Under our constitutions, all defendants in criminal cases are presumed to be innocent until proven guilty beyond a reasonable doubt. The burden of proving guilt is entirely on the State. The defendant does not have to prove his innocence. The defendant enters this courtroom as an innocent person, and you must consider him to be an innocent person until the State convinces you beyond a reasonable doubt that he is guilty of every element of the alleged offense. If, after all the evidence and arguments, you have a reasonable doubt as to defendant’s having committed any one or more of the elements of the offense, the you must find him not guilty.

A “reasonable doubt” is just what the words would ordinarily imply. The use of the word “reasonable” means simply that the doubt must be reasonable rather than unreasonable; it must be a doubt based on reason. It is not a frivolous or fanciful doubt, nor is it one that can easily be explained away. Rather, it is such a doubt based upon reason as remains after consideration of all of the evidence that the State has offered against it. The test you must use is this: If you have a reasonable doubt as to whether the State has proved any one or more of the elements of the crime charged, you must find the defendant not guilty. However, if you find that the State has proved all of the elements of the offense charged beyond a reasonable doubt, you should find the defendant guilty.
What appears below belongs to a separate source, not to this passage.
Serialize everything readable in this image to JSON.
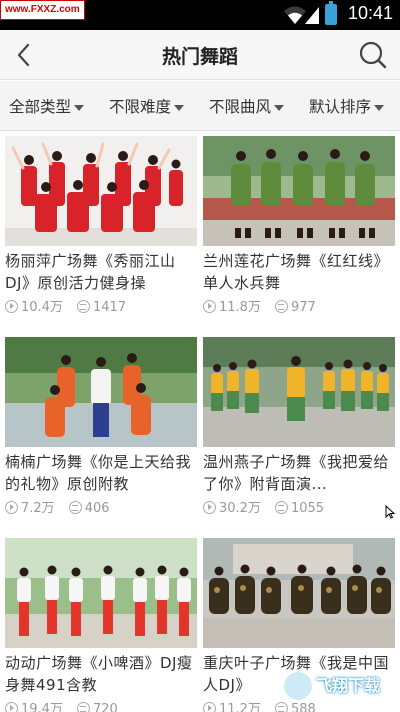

State v. Wentworth, 395 A.2d 858 (NH 1978)
State v. Aubert, 421 A.2d 124 (NH 1980)